Central Heating Control Systems Guide
Controlling your heating and hot water system is a good way of saving money on energy bills and increasing the comfort of your home.
There are a few different ways of controlling the system you have installed; controls can also be retrofitted to an existing system to save renewing expensive parts. Below are some simple explanations of which controls are on offer and what they do:
This is a wall mounted device, which can be wired or wireless. It should be mounted around 1.5m off the floor to get a good temperature reading. It detects the temperature in the said area, all the time the temperature is below the required temperature it will keep the boiler on to heat the radiators.
Once the set temperature is reached the room thermostat switches off the boiler. To get a good comfort level the room thermostat should be mounted in a cooler area of the house, normally the hallway for example.
A programmer can be useful for houses with all types of systems. They enable control of when hot water is heated, or when the property is heated.
Giving you control to switch on the heating an hour before you get up, or get home from work should you wish. A programmer can help save energy by not having the boiler on constantly and only being used when it's actually needed. Some programmers have more in depth control actions, holiday modes for example so the system stays idle for the set days you are away.
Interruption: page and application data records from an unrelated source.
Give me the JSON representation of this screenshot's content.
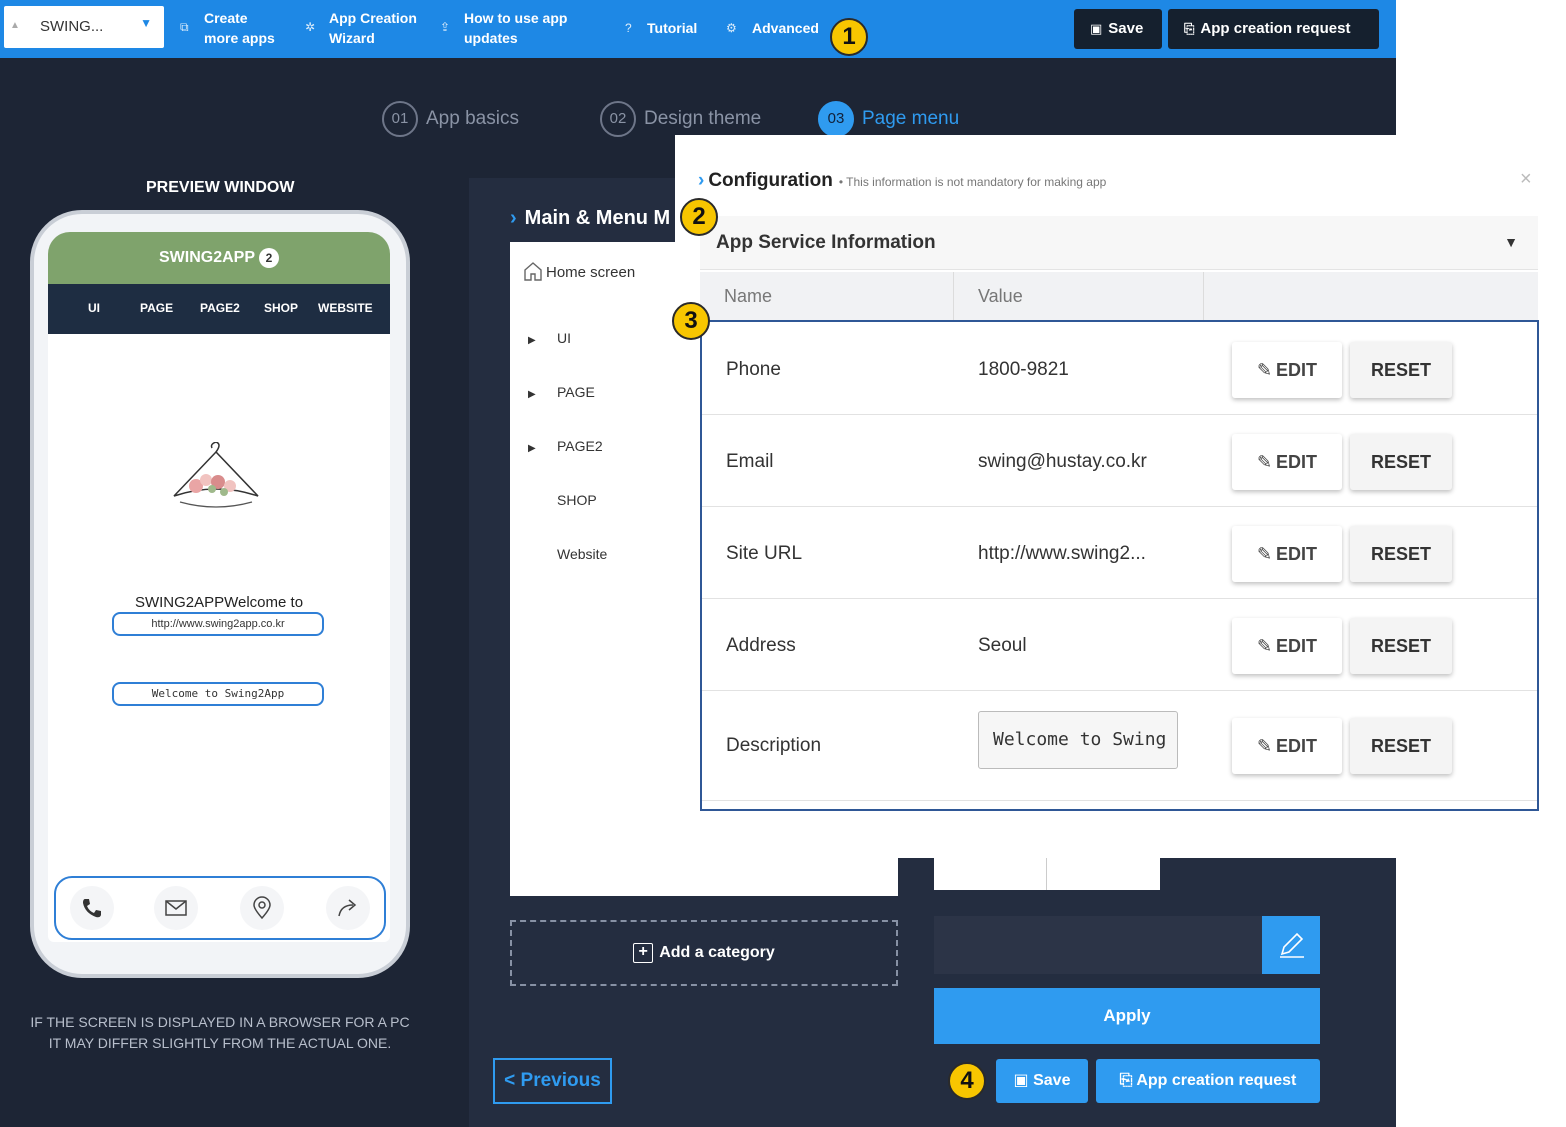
{
  "topbar": {
    "app_name": "SWING...",
    "items": [
      {
        "icon": "create-apps-icon",
        "line1": "Create",
        "line2": "more apps"
      },
      {
        "icon": "wizard-icon",
        "line1": "App Creation",
        "line2": "Wizard"
      },
      {
        "icon": "upload-icon",
        "line1": "How to use app",
        "line2": "updates"
      }
    ],
    "tutorial": "Tutorial",
    "advanced": "Advanced",
    "save": "Save",
    "app_request": "App creation request"
  },
  "steps": [
    {
      "num": "01",
      "label": "App basics"
    },
    {
      "num": "02",
      "label": "Design theme"
    },
    {
      "num": "03",
      "label": "Page menu"
    }
  ],
  "badges": [
    "1",
    "2",
    "3",
    "4"
  ],
  "preview": {
    "title": "PREVIEW WINDOW",
    "app_header": "SWING2APP",
    "app_header_badge": "2",
    "nav": [
      "UI",
      "PAGE",
      "PAGE2",
      "SHOP",
      "WEBSITE"
    ],
    "welcome": "SWING2APPWelcome to",
    "url_pill": "http://www.swing2app.co.kr",
    "desc_pill": "Welcome to Swing2App",
    "note_line1": "IF THE SCREEN IS DISPLAYED IN A BROWSER FOR A PC",
    "note_line2": "IT MAY DIFFER SLIGHTLY FROM THE ACTUAL ONE."
  },
  "main_menu": {
    "title": "Main & Menu M",
    "home": "Home screen",
    "nodes": [
      {
        "label": "UI",
        "expandable": true
      },
      {
        "label": "PAGE",
        "expandable": true
      },
      {
        "label": "PAGE2",
        "expandable": true
      },
      {
        "label": "SHOP",
        "expandable": false
      },
      {
        "label": "Website",
        "expandable": false
      }
    ],
    "add_category": "Add a category",
    "previous": "< Previous",
    "apply": "Apply",
    "save": "Save",
    "app_request": "App creation request"
  },
  "config": {
    "title": "Configuration",
    "note": "• This information is not mandatory for making app",
    "close": "×",
    "section": "App Service Information",
    "col_name": "Name",
    "col_value": "Value",
    "edit_label": "EDIT",
    "reset_label": "RESET",
    "rows": [
      {
        "name": "Phone",
        "value": "1800-9821"
      },
      {
        "name": "Email",
        "value": "swing@hustay.co.kr"
      },
      {
        "name": "Site URL",
        "value": "http://www.swing2..."
      },
      {
        "name": "Address",
        "value": "Seoul"
      },
      {
        "name": "Description",
        "value": "Welcome to Swing"
      }
    ]
  },
  "colors": {
    "topbar": "#1e88e5",
    "dark_bg": "#1d2535",
    "accent": "#2f9bf0",
    "badge": "#f8c600",
    "phone_header": "#7fa36c"
  }
}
We fit programmers as standard on our combination boiler installations and system boiler installations.
These are installed as part of a system where a boiler and hot water cylinder are present. The zone valves are there to control when heat from the boiler goes to the heating circuit or the hot water cylinder.
There are 2 common systems; one called S-plan which includes 2 motorised valves, one controls the heating and the other controls the hot water.
The other system is the Y-plan; this includes one motorised valve which has one supply and two outputs in the shape of a T. This one valve controls the hot water and heating circuits at the same time, these are normally recommended for smaller properties.
Weather compensation can offer fuel saving benefits by taking into account the outside temperature and reducing the boiler heat output accordingly.
Taking readings for outdoor and indoor temperatures plus the flow temperature of the boiler. Using these three figures it can adjust the heat requirement/output to heat the house up to the required temperature as efficiently as possible, or known as a 'heat curve'.
Well insulated properties can have flow temperatures from the boiler at around 40-50deg, thus keeping the boiler in condensing mode for much longer; its most efficient combustion scenario. This helps reduce energy costs, increases comfort and reduces the need to keep fiddling with controls!